The South Carolina regulator argued that the state's Rehabilitation and Liquidation Act, under which it must bring delinquency proceedings regarding a domestic insurer in the Court of Common Pleas, "ensures adequate protection of policyholders and third-party claimants on policies."

Its petition for the liquidation of Transportation Insurance Services alleges that it received no prior notice of the Chapter 11 filing. Further, based on conversations with representatives of the insurer's captive manager, the regulator alleged that the company and its parent "provided little to no information or instructions in connection with the bankruptcy proceedings or their effect on [Transportation Insurance Services'] operations."

The regulator also alleged that it has been unable to determine who is in charge of the insurer's daily operations, nor has it discerned "what measures, if any, have been taken to protect policyholders, third-party claimants against those policies, and the public." That circumstance is further magnified by the fact that the policies of the insurer, given its status as a risk-retention group, are not protected by guarantee association coverage.

Transportation Insurance Services' surplus on a pro forma basis as calculated by the regulator has declined to a deficit of $575,319 from a previously reported positive sum of $846,529 as of Sept. 30, 2019, as it no longer considers the more than $1.4 million in receivables from parent, subsidiaries and affiliates to be collectible.

"This leaves [Transportation Insurance Services] with insufficient funds to pay claims of members of the public who are injured and/or whose property has been damaged as a result of a collision with an insured vehicle," the South Carolina regulator alleged in arguing that the company's further transaction of business would be "hazardous, financially or otherwise."

Transportation Insurance Services will have 30 days from the date on which it is served with the petition to respond.
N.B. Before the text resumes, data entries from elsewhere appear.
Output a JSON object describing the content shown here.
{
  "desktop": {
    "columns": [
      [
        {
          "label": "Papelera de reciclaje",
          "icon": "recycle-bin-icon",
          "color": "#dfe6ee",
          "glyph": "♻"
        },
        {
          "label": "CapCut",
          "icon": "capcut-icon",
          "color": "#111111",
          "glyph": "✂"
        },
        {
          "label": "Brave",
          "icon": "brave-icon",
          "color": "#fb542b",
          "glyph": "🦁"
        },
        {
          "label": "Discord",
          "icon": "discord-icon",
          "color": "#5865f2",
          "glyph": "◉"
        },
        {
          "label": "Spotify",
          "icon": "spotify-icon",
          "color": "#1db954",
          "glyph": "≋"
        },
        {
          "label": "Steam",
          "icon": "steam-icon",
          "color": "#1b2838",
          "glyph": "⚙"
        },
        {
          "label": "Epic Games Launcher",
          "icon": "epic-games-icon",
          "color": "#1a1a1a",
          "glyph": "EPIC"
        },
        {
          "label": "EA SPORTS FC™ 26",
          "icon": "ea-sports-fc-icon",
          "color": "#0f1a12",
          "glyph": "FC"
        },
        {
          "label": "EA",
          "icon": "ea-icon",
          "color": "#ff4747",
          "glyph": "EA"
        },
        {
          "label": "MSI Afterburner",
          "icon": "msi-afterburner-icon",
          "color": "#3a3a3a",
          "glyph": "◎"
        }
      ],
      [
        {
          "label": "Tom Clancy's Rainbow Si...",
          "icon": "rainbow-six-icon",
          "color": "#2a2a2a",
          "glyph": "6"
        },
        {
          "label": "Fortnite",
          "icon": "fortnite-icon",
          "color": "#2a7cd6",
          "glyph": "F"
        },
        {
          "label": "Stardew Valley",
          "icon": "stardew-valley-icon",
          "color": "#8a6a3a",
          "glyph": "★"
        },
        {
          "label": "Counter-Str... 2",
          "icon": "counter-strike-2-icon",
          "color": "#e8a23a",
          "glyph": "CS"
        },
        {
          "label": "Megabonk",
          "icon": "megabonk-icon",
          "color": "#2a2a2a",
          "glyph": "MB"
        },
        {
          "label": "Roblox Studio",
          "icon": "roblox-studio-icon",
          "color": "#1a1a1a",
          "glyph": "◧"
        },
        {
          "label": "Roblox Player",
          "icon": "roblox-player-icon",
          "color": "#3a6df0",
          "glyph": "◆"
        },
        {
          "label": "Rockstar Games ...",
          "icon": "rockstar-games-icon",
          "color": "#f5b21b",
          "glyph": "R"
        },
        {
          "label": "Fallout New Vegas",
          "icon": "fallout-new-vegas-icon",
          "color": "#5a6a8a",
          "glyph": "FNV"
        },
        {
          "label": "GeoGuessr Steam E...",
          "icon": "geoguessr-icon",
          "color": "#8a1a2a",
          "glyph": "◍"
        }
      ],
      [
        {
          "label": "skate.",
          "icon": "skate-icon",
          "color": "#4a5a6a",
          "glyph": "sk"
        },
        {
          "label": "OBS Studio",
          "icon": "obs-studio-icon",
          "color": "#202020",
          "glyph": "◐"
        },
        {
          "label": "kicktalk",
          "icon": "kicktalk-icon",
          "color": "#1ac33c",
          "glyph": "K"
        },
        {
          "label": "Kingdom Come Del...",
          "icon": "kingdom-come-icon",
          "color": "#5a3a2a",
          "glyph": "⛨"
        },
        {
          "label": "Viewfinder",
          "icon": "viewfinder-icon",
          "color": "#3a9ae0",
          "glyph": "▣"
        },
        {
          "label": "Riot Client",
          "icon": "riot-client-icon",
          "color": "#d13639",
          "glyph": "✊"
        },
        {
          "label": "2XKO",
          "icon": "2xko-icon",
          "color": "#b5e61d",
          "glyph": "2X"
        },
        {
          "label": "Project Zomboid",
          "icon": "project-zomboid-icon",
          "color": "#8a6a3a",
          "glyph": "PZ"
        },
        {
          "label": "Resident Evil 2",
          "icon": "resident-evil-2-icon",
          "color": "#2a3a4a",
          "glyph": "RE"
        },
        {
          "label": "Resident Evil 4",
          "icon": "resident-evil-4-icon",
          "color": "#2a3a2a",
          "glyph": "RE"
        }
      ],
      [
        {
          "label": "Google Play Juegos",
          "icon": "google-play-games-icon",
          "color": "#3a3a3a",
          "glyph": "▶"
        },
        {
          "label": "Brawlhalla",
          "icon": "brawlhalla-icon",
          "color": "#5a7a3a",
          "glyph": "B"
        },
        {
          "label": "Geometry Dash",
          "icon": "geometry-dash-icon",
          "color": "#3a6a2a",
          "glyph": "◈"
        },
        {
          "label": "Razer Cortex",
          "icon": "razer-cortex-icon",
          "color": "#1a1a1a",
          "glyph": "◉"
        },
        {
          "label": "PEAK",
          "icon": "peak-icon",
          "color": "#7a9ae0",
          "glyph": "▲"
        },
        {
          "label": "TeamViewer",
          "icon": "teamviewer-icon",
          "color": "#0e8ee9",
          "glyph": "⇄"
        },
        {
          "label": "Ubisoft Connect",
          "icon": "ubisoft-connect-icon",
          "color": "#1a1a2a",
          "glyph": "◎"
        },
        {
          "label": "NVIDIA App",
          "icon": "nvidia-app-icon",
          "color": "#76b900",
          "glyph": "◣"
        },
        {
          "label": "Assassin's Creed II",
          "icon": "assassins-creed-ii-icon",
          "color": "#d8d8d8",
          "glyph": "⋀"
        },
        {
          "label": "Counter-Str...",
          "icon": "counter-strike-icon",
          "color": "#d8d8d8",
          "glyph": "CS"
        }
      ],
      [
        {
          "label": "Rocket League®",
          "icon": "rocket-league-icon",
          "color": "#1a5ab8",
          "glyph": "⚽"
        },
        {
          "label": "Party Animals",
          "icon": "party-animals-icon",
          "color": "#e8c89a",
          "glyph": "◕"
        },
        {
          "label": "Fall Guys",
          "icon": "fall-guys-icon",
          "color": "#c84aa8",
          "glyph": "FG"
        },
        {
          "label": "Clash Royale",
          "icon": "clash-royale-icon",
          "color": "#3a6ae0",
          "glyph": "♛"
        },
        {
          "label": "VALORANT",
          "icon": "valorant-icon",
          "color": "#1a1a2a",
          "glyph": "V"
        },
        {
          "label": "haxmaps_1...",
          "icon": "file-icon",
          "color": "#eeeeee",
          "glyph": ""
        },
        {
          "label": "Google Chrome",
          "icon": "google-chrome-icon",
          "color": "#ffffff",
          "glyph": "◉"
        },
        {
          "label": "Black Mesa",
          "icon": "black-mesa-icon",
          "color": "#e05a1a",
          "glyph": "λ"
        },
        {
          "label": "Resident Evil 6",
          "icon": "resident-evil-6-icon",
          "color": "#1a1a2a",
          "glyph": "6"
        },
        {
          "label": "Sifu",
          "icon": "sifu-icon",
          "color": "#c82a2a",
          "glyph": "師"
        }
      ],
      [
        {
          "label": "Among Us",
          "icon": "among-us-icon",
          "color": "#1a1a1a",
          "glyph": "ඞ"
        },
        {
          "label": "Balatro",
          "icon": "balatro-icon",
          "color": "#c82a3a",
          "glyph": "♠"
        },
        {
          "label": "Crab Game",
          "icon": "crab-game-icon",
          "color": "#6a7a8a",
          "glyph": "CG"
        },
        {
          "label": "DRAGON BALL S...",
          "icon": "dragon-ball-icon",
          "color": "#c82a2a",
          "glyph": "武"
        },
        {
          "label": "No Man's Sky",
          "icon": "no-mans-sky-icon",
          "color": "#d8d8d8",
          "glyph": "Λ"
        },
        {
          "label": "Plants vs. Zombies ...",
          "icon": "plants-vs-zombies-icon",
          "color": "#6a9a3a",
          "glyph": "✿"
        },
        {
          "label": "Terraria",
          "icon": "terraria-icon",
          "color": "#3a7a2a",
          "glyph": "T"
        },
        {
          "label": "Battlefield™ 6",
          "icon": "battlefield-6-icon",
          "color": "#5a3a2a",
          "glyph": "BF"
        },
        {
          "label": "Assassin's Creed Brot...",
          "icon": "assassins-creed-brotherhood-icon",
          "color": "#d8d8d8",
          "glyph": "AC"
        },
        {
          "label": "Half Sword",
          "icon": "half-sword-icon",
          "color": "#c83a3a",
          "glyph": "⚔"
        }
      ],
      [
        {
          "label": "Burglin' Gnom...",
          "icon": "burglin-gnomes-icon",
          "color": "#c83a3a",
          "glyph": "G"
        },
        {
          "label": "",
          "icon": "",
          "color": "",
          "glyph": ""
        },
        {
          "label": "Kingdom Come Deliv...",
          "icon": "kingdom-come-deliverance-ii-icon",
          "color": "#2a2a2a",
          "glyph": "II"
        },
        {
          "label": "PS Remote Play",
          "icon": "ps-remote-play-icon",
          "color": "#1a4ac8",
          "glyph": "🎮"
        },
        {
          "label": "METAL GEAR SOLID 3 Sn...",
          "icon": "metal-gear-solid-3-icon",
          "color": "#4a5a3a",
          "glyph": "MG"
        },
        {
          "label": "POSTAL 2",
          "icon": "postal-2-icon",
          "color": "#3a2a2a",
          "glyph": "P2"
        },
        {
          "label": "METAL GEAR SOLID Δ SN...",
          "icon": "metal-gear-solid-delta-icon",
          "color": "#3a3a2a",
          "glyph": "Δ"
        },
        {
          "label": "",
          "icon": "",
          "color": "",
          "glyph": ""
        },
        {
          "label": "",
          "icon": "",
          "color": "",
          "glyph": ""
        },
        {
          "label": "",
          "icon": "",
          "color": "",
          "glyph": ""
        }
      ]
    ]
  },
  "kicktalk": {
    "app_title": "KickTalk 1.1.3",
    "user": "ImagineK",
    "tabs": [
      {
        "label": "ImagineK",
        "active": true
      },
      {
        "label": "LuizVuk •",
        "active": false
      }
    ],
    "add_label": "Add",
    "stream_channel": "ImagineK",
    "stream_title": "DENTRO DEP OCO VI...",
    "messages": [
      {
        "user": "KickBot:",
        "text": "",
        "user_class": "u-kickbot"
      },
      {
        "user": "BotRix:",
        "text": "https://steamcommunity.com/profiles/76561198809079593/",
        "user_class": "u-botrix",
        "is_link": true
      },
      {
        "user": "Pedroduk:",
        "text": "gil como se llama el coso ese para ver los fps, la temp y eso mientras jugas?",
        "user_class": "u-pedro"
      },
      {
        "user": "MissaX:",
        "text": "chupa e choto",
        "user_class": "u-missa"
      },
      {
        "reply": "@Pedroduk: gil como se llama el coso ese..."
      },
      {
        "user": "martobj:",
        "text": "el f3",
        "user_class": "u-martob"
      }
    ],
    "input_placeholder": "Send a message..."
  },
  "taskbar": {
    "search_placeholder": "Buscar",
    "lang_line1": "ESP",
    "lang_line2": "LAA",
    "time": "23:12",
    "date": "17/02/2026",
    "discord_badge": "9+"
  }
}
If it fails to respond, the South Carolina regulator may move for default judgment to effect the liquidation order.